The FAA on Friday issued an airworthiness directive (AD) that would require the replacement of certain crankshafts in some 3,800 Lycoming 360- and 540-series reciprocating engines in popular Piper, Cessna, Mooney, and Beechcraft aircraft, among others.
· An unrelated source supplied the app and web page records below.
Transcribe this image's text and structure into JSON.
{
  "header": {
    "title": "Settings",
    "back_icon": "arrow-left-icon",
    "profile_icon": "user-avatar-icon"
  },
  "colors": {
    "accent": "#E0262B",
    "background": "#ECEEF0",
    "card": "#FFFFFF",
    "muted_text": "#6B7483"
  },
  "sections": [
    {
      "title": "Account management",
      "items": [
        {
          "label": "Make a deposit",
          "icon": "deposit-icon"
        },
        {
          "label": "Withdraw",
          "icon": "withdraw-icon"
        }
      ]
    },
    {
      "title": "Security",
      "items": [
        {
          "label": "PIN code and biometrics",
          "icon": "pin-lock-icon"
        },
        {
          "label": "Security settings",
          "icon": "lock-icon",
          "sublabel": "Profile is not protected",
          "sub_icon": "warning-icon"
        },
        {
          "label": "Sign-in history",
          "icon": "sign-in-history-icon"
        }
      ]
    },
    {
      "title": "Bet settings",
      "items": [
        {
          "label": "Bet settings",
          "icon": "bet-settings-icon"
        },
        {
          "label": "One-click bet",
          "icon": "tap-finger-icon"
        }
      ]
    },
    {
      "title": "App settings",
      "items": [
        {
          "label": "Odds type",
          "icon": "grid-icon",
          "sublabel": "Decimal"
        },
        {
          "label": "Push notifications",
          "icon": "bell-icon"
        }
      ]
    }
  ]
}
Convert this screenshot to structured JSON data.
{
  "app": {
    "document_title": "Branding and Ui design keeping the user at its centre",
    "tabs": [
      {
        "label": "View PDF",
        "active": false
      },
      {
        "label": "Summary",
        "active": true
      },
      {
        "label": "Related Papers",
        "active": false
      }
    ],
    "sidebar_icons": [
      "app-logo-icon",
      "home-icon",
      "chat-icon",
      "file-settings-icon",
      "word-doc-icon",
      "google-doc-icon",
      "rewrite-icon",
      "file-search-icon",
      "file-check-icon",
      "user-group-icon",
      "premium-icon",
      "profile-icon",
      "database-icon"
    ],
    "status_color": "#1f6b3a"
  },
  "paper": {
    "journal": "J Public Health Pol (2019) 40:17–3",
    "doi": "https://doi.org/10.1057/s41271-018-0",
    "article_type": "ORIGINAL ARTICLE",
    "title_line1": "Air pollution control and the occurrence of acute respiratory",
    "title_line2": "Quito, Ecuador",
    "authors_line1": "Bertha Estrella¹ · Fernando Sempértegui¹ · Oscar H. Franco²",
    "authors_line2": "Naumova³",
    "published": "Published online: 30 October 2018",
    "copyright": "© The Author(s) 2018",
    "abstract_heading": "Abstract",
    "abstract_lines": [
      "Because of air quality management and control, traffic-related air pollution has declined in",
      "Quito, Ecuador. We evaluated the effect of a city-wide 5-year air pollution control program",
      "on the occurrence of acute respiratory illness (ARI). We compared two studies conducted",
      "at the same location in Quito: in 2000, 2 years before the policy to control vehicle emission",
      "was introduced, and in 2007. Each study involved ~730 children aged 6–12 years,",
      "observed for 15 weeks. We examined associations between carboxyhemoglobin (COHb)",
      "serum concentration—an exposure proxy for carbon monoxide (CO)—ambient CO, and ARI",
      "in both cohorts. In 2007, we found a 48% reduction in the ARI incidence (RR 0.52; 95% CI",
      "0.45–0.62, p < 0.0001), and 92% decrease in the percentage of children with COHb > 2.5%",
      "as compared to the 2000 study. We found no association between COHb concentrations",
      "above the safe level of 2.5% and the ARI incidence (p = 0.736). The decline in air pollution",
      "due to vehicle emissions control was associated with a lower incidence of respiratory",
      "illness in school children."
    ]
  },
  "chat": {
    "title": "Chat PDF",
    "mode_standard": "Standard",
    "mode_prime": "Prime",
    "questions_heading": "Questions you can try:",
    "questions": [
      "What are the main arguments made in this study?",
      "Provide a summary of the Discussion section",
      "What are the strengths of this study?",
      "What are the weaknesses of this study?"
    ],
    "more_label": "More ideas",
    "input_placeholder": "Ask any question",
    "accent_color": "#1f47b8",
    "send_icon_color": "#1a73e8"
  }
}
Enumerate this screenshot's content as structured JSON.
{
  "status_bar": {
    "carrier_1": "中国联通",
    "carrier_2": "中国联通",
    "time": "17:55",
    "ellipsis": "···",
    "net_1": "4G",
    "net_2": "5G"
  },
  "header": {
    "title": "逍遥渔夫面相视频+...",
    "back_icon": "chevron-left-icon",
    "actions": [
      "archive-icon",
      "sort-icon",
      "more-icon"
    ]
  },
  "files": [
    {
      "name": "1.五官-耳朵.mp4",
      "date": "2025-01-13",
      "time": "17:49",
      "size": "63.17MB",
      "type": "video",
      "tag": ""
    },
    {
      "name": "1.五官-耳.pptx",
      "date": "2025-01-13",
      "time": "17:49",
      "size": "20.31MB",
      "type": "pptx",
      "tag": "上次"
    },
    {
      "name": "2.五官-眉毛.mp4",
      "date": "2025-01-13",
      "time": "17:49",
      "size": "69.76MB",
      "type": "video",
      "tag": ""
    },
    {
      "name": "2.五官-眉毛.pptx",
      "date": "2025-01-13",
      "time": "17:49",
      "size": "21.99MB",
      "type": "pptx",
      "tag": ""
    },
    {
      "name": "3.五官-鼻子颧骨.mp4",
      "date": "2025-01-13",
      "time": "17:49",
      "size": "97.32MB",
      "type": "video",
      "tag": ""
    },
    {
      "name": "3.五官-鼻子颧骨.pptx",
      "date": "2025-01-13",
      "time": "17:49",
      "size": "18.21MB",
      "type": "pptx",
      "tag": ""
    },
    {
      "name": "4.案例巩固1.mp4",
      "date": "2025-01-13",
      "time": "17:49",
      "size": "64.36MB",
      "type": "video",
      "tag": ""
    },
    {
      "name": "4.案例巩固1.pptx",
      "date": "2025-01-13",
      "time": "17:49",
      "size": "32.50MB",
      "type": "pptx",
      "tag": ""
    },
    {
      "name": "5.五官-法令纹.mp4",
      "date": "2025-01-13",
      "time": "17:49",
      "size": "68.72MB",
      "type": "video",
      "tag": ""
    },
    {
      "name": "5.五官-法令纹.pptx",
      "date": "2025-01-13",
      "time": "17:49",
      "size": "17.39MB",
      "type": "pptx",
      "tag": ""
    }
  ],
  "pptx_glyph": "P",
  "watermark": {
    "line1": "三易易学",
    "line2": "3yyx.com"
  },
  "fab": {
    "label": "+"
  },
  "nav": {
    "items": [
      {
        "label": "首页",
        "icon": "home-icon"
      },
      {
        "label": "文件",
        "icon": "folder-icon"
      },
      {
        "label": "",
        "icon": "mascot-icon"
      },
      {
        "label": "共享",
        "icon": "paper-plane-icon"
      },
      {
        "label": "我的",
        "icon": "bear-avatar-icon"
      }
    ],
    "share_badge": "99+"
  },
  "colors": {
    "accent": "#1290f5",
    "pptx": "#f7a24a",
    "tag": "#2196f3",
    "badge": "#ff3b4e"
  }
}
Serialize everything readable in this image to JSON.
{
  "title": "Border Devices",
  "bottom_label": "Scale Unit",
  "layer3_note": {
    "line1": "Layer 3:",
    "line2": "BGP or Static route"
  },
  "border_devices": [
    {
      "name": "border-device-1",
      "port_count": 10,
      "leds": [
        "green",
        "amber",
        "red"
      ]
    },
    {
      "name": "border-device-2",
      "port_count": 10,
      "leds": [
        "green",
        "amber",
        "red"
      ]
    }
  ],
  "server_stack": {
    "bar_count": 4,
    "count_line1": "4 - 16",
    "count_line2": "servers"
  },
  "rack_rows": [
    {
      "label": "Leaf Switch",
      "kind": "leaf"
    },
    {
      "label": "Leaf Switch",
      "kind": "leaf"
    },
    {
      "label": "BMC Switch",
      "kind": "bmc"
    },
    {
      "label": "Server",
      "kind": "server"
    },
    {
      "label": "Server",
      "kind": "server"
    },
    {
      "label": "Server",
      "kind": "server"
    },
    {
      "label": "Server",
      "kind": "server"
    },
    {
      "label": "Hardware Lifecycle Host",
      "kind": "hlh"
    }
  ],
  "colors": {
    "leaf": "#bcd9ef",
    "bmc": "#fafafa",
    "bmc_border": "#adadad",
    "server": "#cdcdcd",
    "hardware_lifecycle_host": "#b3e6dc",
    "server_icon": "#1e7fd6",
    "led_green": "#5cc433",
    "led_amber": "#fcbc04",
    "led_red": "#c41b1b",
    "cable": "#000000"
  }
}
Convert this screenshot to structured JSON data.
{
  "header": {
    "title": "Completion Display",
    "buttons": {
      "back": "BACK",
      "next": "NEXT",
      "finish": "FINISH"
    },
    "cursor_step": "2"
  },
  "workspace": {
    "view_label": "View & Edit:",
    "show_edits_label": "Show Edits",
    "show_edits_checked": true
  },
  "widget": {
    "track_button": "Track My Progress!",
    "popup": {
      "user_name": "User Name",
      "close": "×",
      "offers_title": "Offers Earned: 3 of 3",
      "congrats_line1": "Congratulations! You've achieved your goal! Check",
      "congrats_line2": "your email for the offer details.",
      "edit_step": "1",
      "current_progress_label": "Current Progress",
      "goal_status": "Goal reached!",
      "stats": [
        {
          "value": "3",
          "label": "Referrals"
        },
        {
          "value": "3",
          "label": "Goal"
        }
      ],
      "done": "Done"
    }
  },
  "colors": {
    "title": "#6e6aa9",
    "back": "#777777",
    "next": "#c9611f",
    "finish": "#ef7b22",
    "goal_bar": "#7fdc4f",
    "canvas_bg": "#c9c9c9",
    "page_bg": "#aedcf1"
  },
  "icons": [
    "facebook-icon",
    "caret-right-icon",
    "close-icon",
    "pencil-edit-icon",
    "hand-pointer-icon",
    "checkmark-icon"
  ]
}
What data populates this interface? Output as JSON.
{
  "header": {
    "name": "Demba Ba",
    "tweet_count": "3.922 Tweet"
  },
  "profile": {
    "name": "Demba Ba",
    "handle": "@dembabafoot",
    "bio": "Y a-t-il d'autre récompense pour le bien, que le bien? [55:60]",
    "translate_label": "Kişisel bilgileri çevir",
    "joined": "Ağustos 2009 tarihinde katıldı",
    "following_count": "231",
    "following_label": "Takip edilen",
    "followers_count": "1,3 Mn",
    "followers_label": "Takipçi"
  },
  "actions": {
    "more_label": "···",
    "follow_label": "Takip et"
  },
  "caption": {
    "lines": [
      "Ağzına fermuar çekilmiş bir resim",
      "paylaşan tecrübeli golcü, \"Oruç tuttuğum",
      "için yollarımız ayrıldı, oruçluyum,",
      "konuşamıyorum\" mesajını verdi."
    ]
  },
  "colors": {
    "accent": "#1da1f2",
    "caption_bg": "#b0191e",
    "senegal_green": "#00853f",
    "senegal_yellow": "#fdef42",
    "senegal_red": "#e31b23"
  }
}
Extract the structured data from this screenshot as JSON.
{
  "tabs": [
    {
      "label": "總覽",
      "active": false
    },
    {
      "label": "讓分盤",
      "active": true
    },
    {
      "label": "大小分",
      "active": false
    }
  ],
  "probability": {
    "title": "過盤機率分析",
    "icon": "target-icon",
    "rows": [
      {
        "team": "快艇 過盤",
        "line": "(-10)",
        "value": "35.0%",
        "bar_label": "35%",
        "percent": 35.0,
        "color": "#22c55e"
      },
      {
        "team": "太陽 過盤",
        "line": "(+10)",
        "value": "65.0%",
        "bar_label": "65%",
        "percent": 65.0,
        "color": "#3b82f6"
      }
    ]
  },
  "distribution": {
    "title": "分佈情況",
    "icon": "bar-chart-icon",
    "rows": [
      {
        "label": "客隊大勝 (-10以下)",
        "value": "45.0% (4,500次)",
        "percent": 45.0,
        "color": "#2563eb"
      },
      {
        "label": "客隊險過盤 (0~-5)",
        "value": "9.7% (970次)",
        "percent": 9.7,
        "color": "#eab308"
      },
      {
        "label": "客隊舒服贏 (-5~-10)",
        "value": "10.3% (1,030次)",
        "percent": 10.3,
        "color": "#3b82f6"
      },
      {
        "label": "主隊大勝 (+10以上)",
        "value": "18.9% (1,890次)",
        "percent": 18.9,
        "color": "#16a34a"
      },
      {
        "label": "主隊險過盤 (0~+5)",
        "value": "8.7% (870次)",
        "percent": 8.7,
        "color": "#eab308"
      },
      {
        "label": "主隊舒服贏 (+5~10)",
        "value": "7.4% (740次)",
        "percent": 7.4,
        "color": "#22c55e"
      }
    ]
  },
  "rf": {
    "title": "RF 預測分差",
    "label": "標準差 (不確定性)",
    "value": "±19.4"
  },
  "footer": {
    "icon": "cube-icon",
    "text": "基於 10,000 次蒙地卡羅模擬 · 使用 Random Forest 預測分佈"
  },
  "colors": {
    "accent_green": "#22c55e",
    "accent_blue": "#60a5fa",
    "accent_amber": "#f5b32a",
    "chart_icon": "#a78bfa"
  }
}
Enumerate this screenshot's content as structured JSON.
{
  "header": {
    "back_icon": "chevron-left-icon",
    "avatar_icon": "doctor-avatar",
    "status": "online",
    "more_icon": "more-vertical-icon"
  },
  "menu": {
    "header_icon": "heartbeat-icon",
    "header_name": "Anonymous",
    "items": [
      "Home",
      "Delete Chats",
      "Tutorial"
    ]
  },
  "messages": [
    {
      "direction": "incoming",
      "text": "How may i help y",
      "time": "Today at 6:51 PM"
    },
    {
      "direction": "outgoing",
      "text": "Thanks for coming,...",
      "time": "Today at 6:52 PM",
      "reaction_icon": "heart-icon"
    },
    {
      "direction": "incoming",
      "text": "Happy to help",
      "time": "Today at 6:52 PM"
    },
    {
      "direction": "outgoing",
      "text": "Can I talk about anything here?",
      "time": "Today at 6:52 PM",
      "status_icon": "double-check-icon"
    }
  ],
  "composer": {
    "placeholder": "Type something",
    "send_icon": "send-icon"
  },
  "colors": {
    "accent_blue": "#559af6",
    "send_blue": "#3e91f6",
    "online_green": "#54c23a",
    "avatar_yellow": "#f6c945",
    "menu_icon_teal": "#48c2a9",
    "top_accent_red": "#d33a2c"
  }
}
The AD, which becomes effective November 3, requires owners to replace the crankshaft at normal overhaul, when the crankcase is split for whatever reason, or within 12 years of the time the crankshaft was put into service.
Lycoming is offering replacement crankshafts at a reduced price ($2,000 instead of $16,000) for the next three years, or at no charge if the overhaul is done by the Lycoming factory within 12 years.
But in a previous Lycoming crankshaft AD, the company bore the entire cost of repairing the engines.
"AOPA is pressing for similar customer consideration, since the possible crankshaft defect is the same problem that the previous AD addressed in a different series of engines," said Luis Gutierrez, AOPA director of regulatory and certification policy.
AOPA had argued that the 12-year calendar limit was not related to safety and would be burdensome on some owners.
The FAA disagreed in its final rule. "While we stated in the proposal that the unsafe condition was unrelated to calendar time, a compliance end-time is necessary to minimize the probability of a crankshaft failure at operating times less than the specified overhaul interval," the agency said in reply. "The variability of the size and orientation of the metallurgical anomalies present in the identified crankshafts results in variation in the operating times at which failures could occur."
September 29, 2006